A book of the late nun's short meditations is perfect reflection of this down-to-earth holy woman

I have just been reading a small book, published by ETWN, entitled Praying with Mother Angelica. They are all short meditations on the Rosary, the Way of the Cross and other well-known prayers and were first published in the 1970s when Mother Angelica’s nuns started printing her devotional writings at Our Lady of the Angels Monastery in Alabama. Amazingly, they were soon producing over 25,000 copies of these pamphlets every day – rather reminiscent of St Maximilian Kolbe’s own publishing venture at his Franciscan monastery in Poland before the war. An apostolate blessed by the Holy Spirit will always flourish.

As one would expect from this down-to-earth holy woman, her meditations are pithy and straightforward (just the opposite of the writings of the late theologian, Bernard Lonergan SJ, which I was given recently and which I put aside after a brief and unsuccessful struggle to work out what he was saying). For example, meditating on Our Lady’s Fiat at the Annunciation, Mother Angelica writes, “We live in a world that does not accept the Father’s wisdom, does not trust in His providence, does not believe in His power.”

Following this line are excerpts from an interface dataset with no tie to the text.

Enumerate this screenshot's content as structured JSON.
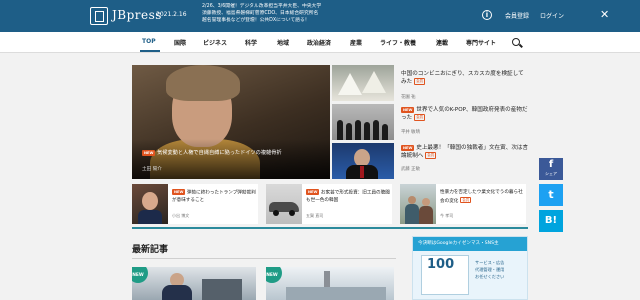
{
  "header": {
    "logo_text": "JBpress",
    "date": "2021.2.16",
    "ticker_lines": [
      "2/26、3/6開催！デジタル改革担当平井大臣、中央大学",
      "須藤教授、福島県磐梯町菅原CDO、日本総合研究所名",
      "越名誉理事長などが登壇！公共DXについて語る！"
    ],
    "register_label": "会員登録",
    "login_label": "ログイン",
    "info_icon": "info-icon",
    "close_icon": "close-icon"
  },
  "nav": {
    "items": [
      "TOP",
      "国際",
      "ビジネス",
      "科学",
      "地域",
      "政治経済",
      "産業",
      "ライフ・教養",
      "連載",
      "専門サイト"
    ],
    "active": "TOP",
    "search_icon": "search-icon"
  },
  "hero": {
    "badge": "NEW",
    "title": "気候変動と人権で自縄自縛に陥ったドイツの複雑骨折",
    "author": "土田 陽介"
  },
  "side_articles": [
    {
      "title": "中国のコンビニおにぎり、スカスカ度を検証してみた",
      "free": "会員",
      "author": "花園 祐"
    },
    {
      "title": "世界で人気のK-POP、韓国政府発表の産物だった",
      "free": "会員",
      "author": "平井 敏晴",
      "badge": "NEW"
    },
    {
      "title": "史上最悪！「韓国の独裁者」文在寅、次は言論統制へ",
      "free": "会員",
      "author": "武藤 正敏",
      "badge": "NEW"
    }
  ],
  "cards": [
    {
      "badge": "NEW",
      "title": "弾劾に終わったトランプ弾劾裁判が意味すること",
      "author": "小出 博文"
    },
    {
      "badge": "NEW",
      "title": "お家芸で形式投資：旧工員の聴聞も世一色の韓国",
      "author": "五賀 直司"
    },
    {
      "title": "性暴力を否定したウ業文化でうの暮ら社会の変化",
      "free": "会員",
      "author": "今 孝司"
    }
  ],
  "latest": {
    "title": "最新記事",
    "badge": "NEW"
  },
  "ad": {
    "header": "今決断はGoogleカイゼンマス・SNS主",
    "number": "100",
    "text_lines": [
      "サービス・広告",
      "代理管理・運用",
      "お任せください"
    ]
  },
  "share": {
    "facebook_glyph": "f",
    "facebook_label": "シェア",
    "twitter_glyph": "t",
    "hatena_glyph": "B!"
  },
  "colors": {
    "brand": "#1e5e87",
    "badge": "#e0541f",
    "facebook": "#3b5998",
    "twitter": "#1da1f2",
    "hatena": "#00a4de"
  }
}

For the Baptism of Our Lord, she comments, “Only Jesus is Saviour. Only Jesus is the Messiah. Only Jesus is Lord. Only Jesus prepares a place for us in eternity.” And for the Agony in the Garden, she writes, “Your example of resignation, acceptance and love makes me realise that the Father has my life in His hands, and nothing happens to me that is not for my good.”

A final quote: for the Ascension Mother Angelica writes, “I want to rise above the demands of my emotions and have the courage to live in spirit and truth.” I give these examples to show her clarity, simplicity and profound faith, evident in her writing style – and in her broadcasts – which have proved so successful in communicating the Faith to millions of Catholics. In certain Catholic circles Mother Angelica was mocked as a “conservative”; actually she was simply a courageous Catholic who loved her Faith and who knew how to share it on a level that ordinary Catholics could understand. She, alongside Archbishop Fulton Sheen and St John Paul II, recognised that the new media could be harnessed to spread the Good News.

I wrote on Mother Angelica, who died on Easter Sunday, in a recent blog about psychologist Oliver James’s book, Not in Your Genes to show that neither nurture nor nature determine human behaviour, though they certainly influence it. Christians know that, whatever the dire circumstances of childhood or “bad genes”, grace can transform nature, even as it builds upon it.

Revelations in the Telegraph last Saturday concerning the paternity of the Archbishop of Canterbury, Justin Welby, teach a beautiful lesson on the transformative power of Christian faith. Like Mother Angelica, the Archbishop had a difficult and lonely childhood which he has described, with some understatement, as “messy”. His parents, who divorced when he was two, were both alcoholics throughout his childhood. His mother overcame her addiction in 1968 when he was 12 but his (supposed) father, who died of alcoholic abuse when he was 21, caused much heartache for his son by his behaviour.

Now, aged 60, the Archbishop has learnt from DNA tests that his real father was actually Churchill’s last private secretary, Sir Anthony Montague Browne, with whom his mother had a brief fling just before she married Gavin Welby. This could have been a sordid scandal, the kind of “revelation” which all newspapers love to publicise. Instead, the Archbishop’s response has been a powerful witness to Christian teaching. I found his statement in response to the news of his paternity an inspiring example of the strength that faith can give. He writes, “I know that I find who I am in Jesus Christ, not in genetics, and my identity in him never changes…Although there are elements of sadness and even tragedy in my father’s case, this is a story of redemption and hope from a place of tumultuous difficulty and near despair in several lives. It is a testimony to the grace and power of Christ to liberate us and redeem us …”

Like Mother Angelica, whose father left her mother when she was very young, Archbishop Welby trusts that he has been given the strength to rise above “the demands of my emotions” and that “the Father has my life in His hands.” Indeed, he gives a message of great hope to all those who will never know who their human father is, perhaps because of anonymous sperm donation or for some other reason. Whatever the circumstances of our conception and upbringing, our conversion to Christ – Welby himself became a Christian as an undergraduate at Cambridge – and coming to know the love of God, our heavenly Father, changes everything.